  • Great stuff. Functional and portable. I am curious hoq this will all come together in a program. That is the magic.

  • This is a great exercise!! It really works the core, how do you keep coming up with these exercises that don’t take a huge amount of reps and are yet so effective?

  • Gentlemen! Thank you for the exercise. It’s similar to one in the Stag Crazy Workout. I have a question, When performing any workout (Stag Crazy, Exercises from the FUN-dementals e-Book) does it matter if the movement can’t be done for the full 30 seconds before one is unable to continue. I seem to get stuck in the mid portion of the six movements and, can’t continue ” until the bell rings”.

  • Thanks for the replies folks. Sorry to be so slow posting back, I’ve been on assignment in Syria for the past couple weeks and totally offline.

    >I am not sure about the rolling. Would that be like a Russian twist or a kettlebell windmill?

    Richard – stay tuned 😉

    Rosa – furniture slides work great. Another excellent option. Thanks!

    Eli – ninja maybe, but my neighbours would dispute the “friendly.” A bit more like Tom Waits “What’s He Building In There”…

    Stan – we filmed these clips at the end of a 2 day TACFIT cert in Hamburg, that was the best quality we could get with the equipment we had on hand.

    Margie – re: shoulders packed. It should feel like your shoulders are “sucked down” into the sockets, rather than feeling like your arms are stretched out. If you’ve got it correctly your arms won’t tire and your weight will be loaded over your entire structure. If incorrectly, your arms will quickly get shaky and gas out, because they’ll be supporting most of your weight.

    Brian – the red Clubbells are made by our new manufacturer in China. Look for announcements on the RMAX forum as soon as we finish working out distribution details.

    James – do I look like i eat cookies?!?! ;P

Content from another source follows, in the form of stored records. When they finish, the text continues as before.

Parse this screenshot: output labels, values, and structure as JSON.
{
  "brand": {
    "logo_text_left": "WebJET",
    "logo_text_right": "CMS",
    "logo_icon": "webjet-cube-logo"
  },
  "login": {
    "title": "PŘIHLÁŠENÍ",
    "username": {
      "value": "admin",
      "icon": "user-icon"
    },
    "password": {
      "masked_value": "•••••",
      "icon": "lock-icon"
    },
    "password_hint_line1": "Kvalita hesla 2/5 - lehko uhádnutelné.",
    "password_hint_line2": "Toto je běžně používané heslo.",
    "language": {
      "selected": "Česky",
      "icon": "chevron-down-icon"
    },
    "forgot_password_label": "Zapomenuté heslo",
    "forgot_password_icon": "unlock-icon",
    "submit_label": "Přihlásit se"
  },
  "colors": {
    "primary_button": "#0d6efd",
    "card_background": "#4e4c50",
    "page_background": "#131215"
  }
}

    >When performing any workout (Stag Crazy, Exercises from the FUN->dementals e-Book) does it matter if the movement can’t be done for >the full 30 seconds before one is unable to continue.

    John – take microrests within the set if necessary. Your goal is to crank out more reps this time than you did in your last set. As long as you increase by even one or two reps each time, you’ll get to the point where you can burst it out for the full 30 seconds. You can also try adjusting the pace – crank out some fast reps (with good form) and then slow a couple down to get a microrest before bursting again. Aside: there are some interesting things you can do with tempo and a metronome for speed strength. RMAX Faculty Coach Brandon Jones is working with this right now, and will hopefully produce some public resources on it.

    Rosa – I’m on twitter, but more for my writing work. Look under ‘roadwisdom’

    Thanks again folks, glad you’re enjoying these. They’re all in the can, so will be more to follow soon as long as the response is good.

  • This exercise appeals on so many levels.
    1} It requires no equipment.
    2} They are easy to learn and to do.
    3} They really and I mean REALLY work for me.
    4} I feel that with these exercises I have really COME HOME.
    In other words this is how my body should be exercised,

  • when doing the BBFL and say your doing time undertension of 30 / 1 minute but you are working both legs each side individually
    How do you set that up twice as long or what thanks johnb

    • John,

      Not sure I understand your question. If I’m following what I think you’re asking, alternate legs every other round. If the number of rounds is uneven, I usually add a round to even it out (i’d rather do more than less).

      You could also keep track and start with the opposite leg next session, so it evens out after two workouts.

Leave a Comment

This site uses Akismet to reduce spam. Learn how your comment data is processed.